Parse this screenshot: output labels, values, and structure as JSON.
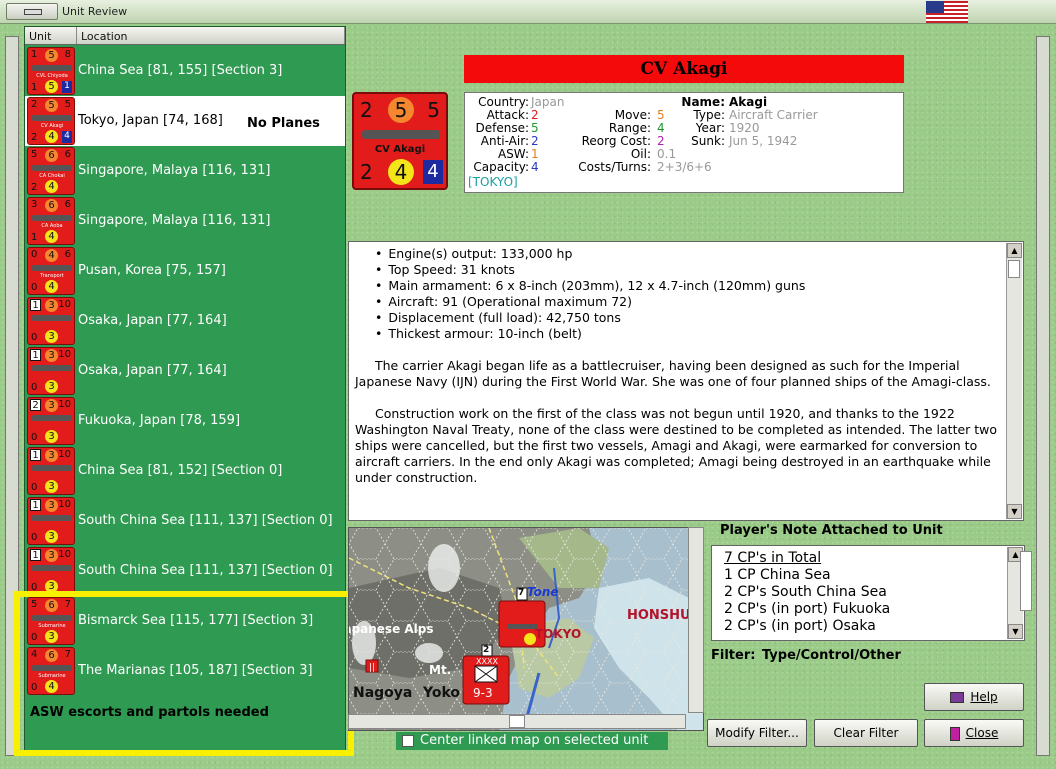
{
  "window": {
    "title": "Unit Review"
  },
  "columns": {
    "unit": "Unit",
    "location": "Location"
  },
  "units": [
    {
      "loc": "China Sea [81, 155] [Section 3]",
      "a": "1",
      "b": "5",
      "c": "8",
      "d": "1",
      "e": "5",
      "f": "1",
      "nm": "CVL Chiyoda"
    },
    {
      "loc": "Tokyo, Japan [74, 168]",
      "a": "2",
      "b": "5",
      "c": "5",
      "d": "2",
      "e": "4",
      "f": "4",
      "nm": "CV Akagi",
      "note": "No Planes"
    },
    {
      "loc": "Singapore, Malaya [116, 131]",
      "a": "5",
      "b": "6",
      "c": "6",
      "d": "2",
      "e": "4",
      "f": "",
      "nm": "CA Chokai"
    },
    {
      "loc": "Singapore, Malaya [116, 131]",
      "a": "3",
      "b": "6",
      "c": "6",
      "d": "1",
      "e": "4",
      "f": "",
      "nm": "CA Aoba"
    },
    {
      "loc": "Pusan, Korea [75, 157]",
      "a": "0",
      "b": "4",
      "c": "6",
      "d": "0",
      "e": "4",
      "f": "",
      "nm": "Transport"
    },
    {
      "loc": "Osaka, Japan [77, 164]",
      "a": "1",
      "b": "3",
      "c": "10",
      "d": "0",
      "e": "3",
      "f": "",
      "nm": ""
    },
    {
      "loc": "Osaka, Japan [77, 164]",
      "a": "1",
      "b": "3",
      "c": "10",
      "d": "0",
      "e": "3",
      "f": "",
      "nm": ""
    },
    {
      "loc": "Fukuoka, Japan [78, 159]",
      "a": "2",
      "b": "3",
      "c": "10",
      "d": "0",
      "e": "3",
      "f": "",
      "nm": ""
    },
    {
      "loc": "China Sea [81, 152] [Section 0]",
      "a": "1",
      "b": "3",
      "c": "10",
      "d": "0",
      "e": "3",
      "f": "",
      "nm": ""
    },
    {
      "loc": "South China Sea [111, 137] [Section 0]",
      "a": "1",
      "b": "3",
      "c": "10",
      "d": "0",
      "e": "3",
      "f": "",
      "nm": ""
    },
    {
      "loc": "South China Sea [111, 137] [Section 0]",
      "a": "1",
      "b": "3",
      "c": "10",
      "d": "0",
      "e": "3",
      "f": "",
      "nm": ""
    },
    {
      "loc": "Bismarck Sea [115, 177] [Section 3]",
      "a": "5",
      "b": "6",
      "c": "7",
      "d": "0",
      "e": "3",
      "f": "",
      "nm": "Submarine"
    },
    {
      "loc": "The Marianas [105, 187] [Section 3]",
      "a": "4",
      "b": "6",
      "c": "7",
      "d": "0",
      "e": "4",
      "f": "",
      "nm": "Submarine"
    }
  ],
  "highlight_note": "ASW escorts and partols needed",
  "selected": {
    "title": "CV Akagi",
    "counter": {
      "a": "2",
      "b": "5",
      "c": "5",
      "d": "2",
      "e": "4",
      "f": "4",
      "nm": "CV Akagi"
    },
    "country_label": "Country:",
    "country": "Japan",
    "attack_label": "Attack:",
    "attack": "2",
    "defense_label": "Defense:",
    "defense": "5",
    "antiair_label": "Anti-Air:",
    "antiair": "2",
    "asw_label": "ASW:",
    "asw": "1",
    "capacity_label": "Capacity:",
    "capacity": "4",
    "port": "[TOKYO]",
    "move_label": "Move:",
    "move": "5",
    "range_label": "Range:",
    "range": "4",
    "reorg_label": "Reorg Cost:",
    "reorg": "2",
    "oil_label": "Oil:",
    "oil": "0.1",
    "costs_label": "Costs/Turns:",
    "costs": "2+3/6+6",
    "name_label": "Name:",
    "name": "Akagi",
    "type_label": "Type:",
    "type": "Aircraft Carrier",
    "year_label": "Year:",
    "year": "1920",
    "sunk_label": "Sunk:",
    "sunk": "Jun 5, 1942"
  },
  "description": {
    "bullets": [
      "Engine(s) output: 133,000 hp",
      "Top Speed: 31 knots",
      "Main armament: 6 x 8-inch (203mm), 12 x 4.7-inch (120mm) guns",
      "Aircraft: 91 (Operational maximum 72)",
      "Displacement (full load): 42,750 tons",
      "Thickest armour: 10-inch (belt)"
    ],
    "p1": "The carrier Akagi began life as a battlecruiser, having been designed as such for the Imperial Japanese Navy (IJN) during the First World War.  She was one of four planned ships of the Amagi-class.",
    "p2": "Construction work on the first of the class was not begun until 1920, and thanks to the 1922 Washington Naval Treaty, none of the class were destined to be completed as intended.  The latter two ships were cancelled, but the first two vessels, Amagi and Akagi, were earmarked for conversion to aircraft carriers. In the end only Akagi was completed; Amagi being destroyed in an earthquake while under construction."
  },
  "map": {
    "labels": [
      "Tone",
      "HONSHU",
      "TOKYO",
      "Japanese Alps",
      "Mt.",
      "Nagoya",
      "Yoko"
    ],
    "unit_counter": "9-3",
    "unit_top": "XXXX",
    "unit_num": "7",
    "unit_num2": "2"
  },
  "center_map_label": "Center linked map on selected unit",
  "note_header": "Player's Note Attached to Unit",
  "note_lines": [
    "7 CP's in Total",
    "1 CP China Sea",
    "2 CP's South China Sea",
    "2 CP's (in port) Fukuoka",
    "2 CP's (in port) Osaka"
  ],
  "filter": "Filter:   Type/Control/Other",
  "buttons": {
    "help": "Help",
    "modify": "Modify Filter...",
    "clear": "Clear Filter",
    "close": "Close"
  }
}
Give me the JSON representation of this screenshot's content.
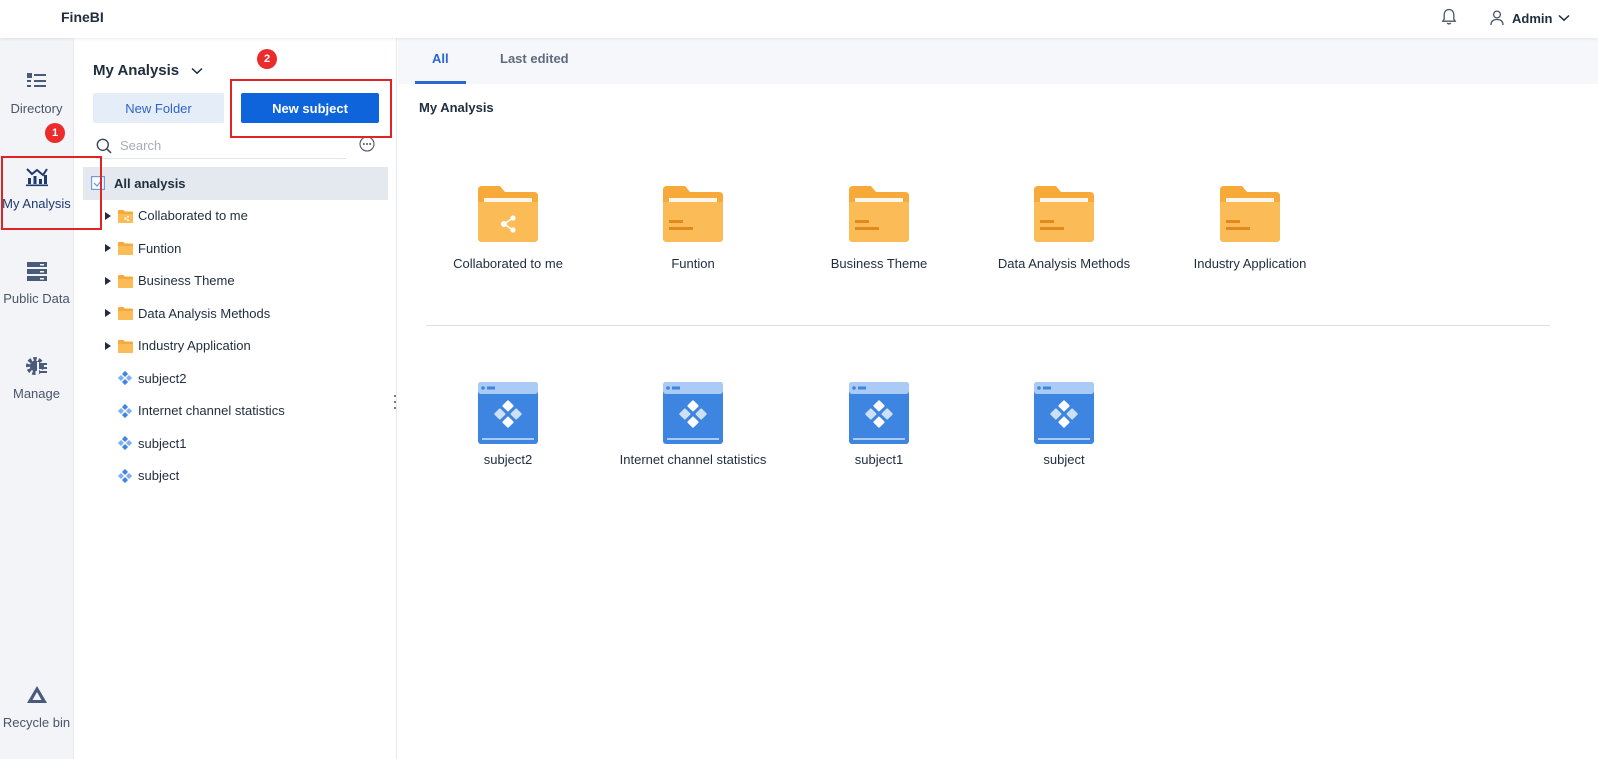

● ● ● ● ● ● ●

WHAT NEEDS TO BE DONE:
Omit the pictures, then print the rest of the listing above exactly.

RESPONSE:
Parse this screenshot: output labels, values, and structure as JSON.
{
  "window": {
    "title": "Unit Review"
  },
  "columns": {
    "unit": "Unit",
    "location": "Location"
  },
  "units": [
    {
      "loc": "China Sea [81, 155] [Section 3]",
      "a": "1",
      "b": "5",
      "c": "8",
      "d": "1",
      "e": "5",
      "f": "1",
      "nm": "CVL Chiyoda"
    },
    {
      "loc": "Tokyo, Japan [74, 168]",
      "a": "2",
      "b": "5",
      "c": "5",
      "d": "2",
      "e": "4",
      "f": "4",
      "nm": "CV Akagi",
      "note": "No Planes"
    },
    {
      "loc": "Singapore, Malaya [116, 131]",
      "a": "5",
      "b": "6",
      "c": "6",
      "d": "2",
      "e": "4",
      "f": "",
      "nm": "CA Chokai"
    },
    {
      "loc": "Singapore, Malaya [116, 131]",
      "a": "3",
      "b": "6",
      "c": "6",
      "d": "1",
      "e": "4",
      "f": "",
      "nm": "CA Aoba"
    },
    {
      "loc": "Pusan, Korea [75, 157]",
      "a": "0",
      "b": "4",
      "c": "6",
      "d": "0",
      "e": "4",
      "f": "",
      "nm": "Transport"
    },
    {
      "loc": "Osaka, Japan [77, 164]",
      "a": "1",
      "b": "3",
      "c": "10",
      "d": "0",
      "e": "3",
      "f": "",
      "nm": ""
    },
    {
      "loc": "Osaka, Japan [77, 164]",
      "a": "1",
      "b": "3",
      "c": "10",
      "d": "0",
      "e": "3",
      "f": "",
      "nm": ""
    },
    {
      "loc": "Fukuoka, Japan [78, 159]",
      "a": "2",
      "b": "3",
      "c": "10",
      "d": "0",
      "e": "3",
      "f": "",
      "nm": ""
    },
    {
      "loc": "China Sea [81, 152] [Section 0]",
      "a": "1",
      "b": "3",
      "c": "10",
      "d": "0",
      "e": "3",
      "f": "",
      "nm": ""
    },
    {
      "loc": "South China Sea [111, 137] [Section 0]",
      "a": "1",
      "b": "3",
      "c": "10",
      "d": "0",
      "e": "3",
      "f": "",
      "nm": ""
    },
    {
      "loc": "South China Sea [111, 137] [Section 0]",
      "a": "1",
      "b": "3",
      "c": "10",
      "d": "0",
      "e": "3",
      "f": "",
      "nm": ""
    },
    {
      "loc": "Bismarck Sea [115, 177] [Section 3]",
      "a": "5",
      "b": "6",
      "c": "7",
      "d": "0",
      "e": "3",
      "f": "",
      "nm": "Submarine"
    },
    {
      "loc": "The Marianas [105, 187] [Section 3]",
      "a": "4",
      "b": "6",
      "c": "7",
      "d": "0",
      "e": "4",
      "f": "",
      "nm": "Submarine"
    }
  ],
  "highlight_note": "ASW escorts and partols needed",
  "selected": {
    "title": "CV Akagi",
    "counter": {
      "a": "2",
      "b": "5",
      "c": "5",
      "d": "2",
      "e": "4",
      "f": "4",
      "nm": "CV Akagi"
    },
    "country_label": "Country:",
    "country": "Japan",
    "attack_label": "Attack:",
    "attack": "2",
    "defense_label": "Defense:",
    "defense": "5",
    "antiair_label": "Anti-Air:",
    "antiair": "2",
    "asw_label": "ASW:",
    "asw": "1",
    "capacity_label": "Capacity:",
    "capacity": "4",
    "port": "[TOKYO]",
    "move_label": "Move:",
    "move": "5",
    "range_label": "Range:",
    "range": "4",
    "reorg_label": "Reorg Cost:",
    "reorg": "2",
    "oil_label": "Oil:",
    "oil": "0.1",
    "costs_label": "Costs/Turns:",
    "costs": "2+3/6+6",
    "name_label": "Name:",
    "name": "Akagi",
    "type_label": "Type:",
    "type": "Aircraft Carrier",
    "year_label": "Year:",
    "year": "1920",
    "sunk_label": "Sunk:",
    "sunk": "Jun 5, 1942"
  },
  "description": {
    "bullets": [
      "Engine(s) output: 133,000 hp",
      "Top Speed: 31 knots",
      "Main armament: 6 x 8-inch (203mm), 12 x 4.7-inch (120mm) guns",
      "Aircraft: 91 (Operational maximum 72)",
      "Displacement (full load): 42,750 tons",
      "Thickest armour: 10-inch (belt)"
    ],
    "p1": "The carrier Akagi began life as a battlecruiser, having been designed as such for the Imperial Japanese Navy (IJN) during the First World War.  She was one of four planned ships of the Amagi-class.",
    "p2": "Construction work on the first of the class was not begun until 1920, and thanks to the 1922 Washington Naval Treaty, none of the class were destined to be completed as intended.  The latter two ships were cancelled, but the first two vessels, Amagi and Akagi, were earmarked for conversion to aircraft carriers. In the end only Akagi was completed; Amagi being destroyed in an earthquake while under construction."
  },
  "map": {
    "labels": [
      "Tone",
      "HONSHU",
      "TOKYO",
      "Japanese Alps",
      "Mt.",
      "Nagoya",
      "Yoko"
    ],
    "unit_counter": "9-3",
    "unit_top": "XXXX",
    "unit_num": "7",
    "unit_num2": "2"
  },
  "center_map_label": "Center linked map on selected unit",
  "note_header": "Player's Note Attached to Unit",
  "note_lines": [
    "7 CP's in Total",
    "1 CP China Sea",
    "2 CP's South China Sea",
    "2 CP's (in port) Fukuoka",
    "2 CP's (in port) Osaka"
  ],
  "filter": "Filter:   Type/Control/Other",
  "buttons": {
    "help": "Help",
    "modify": "Modify Filter...",
    "clear": "Clear Filter",
    "close": "Close"
  }
}
Give me the JSON representation of this screenshot's content.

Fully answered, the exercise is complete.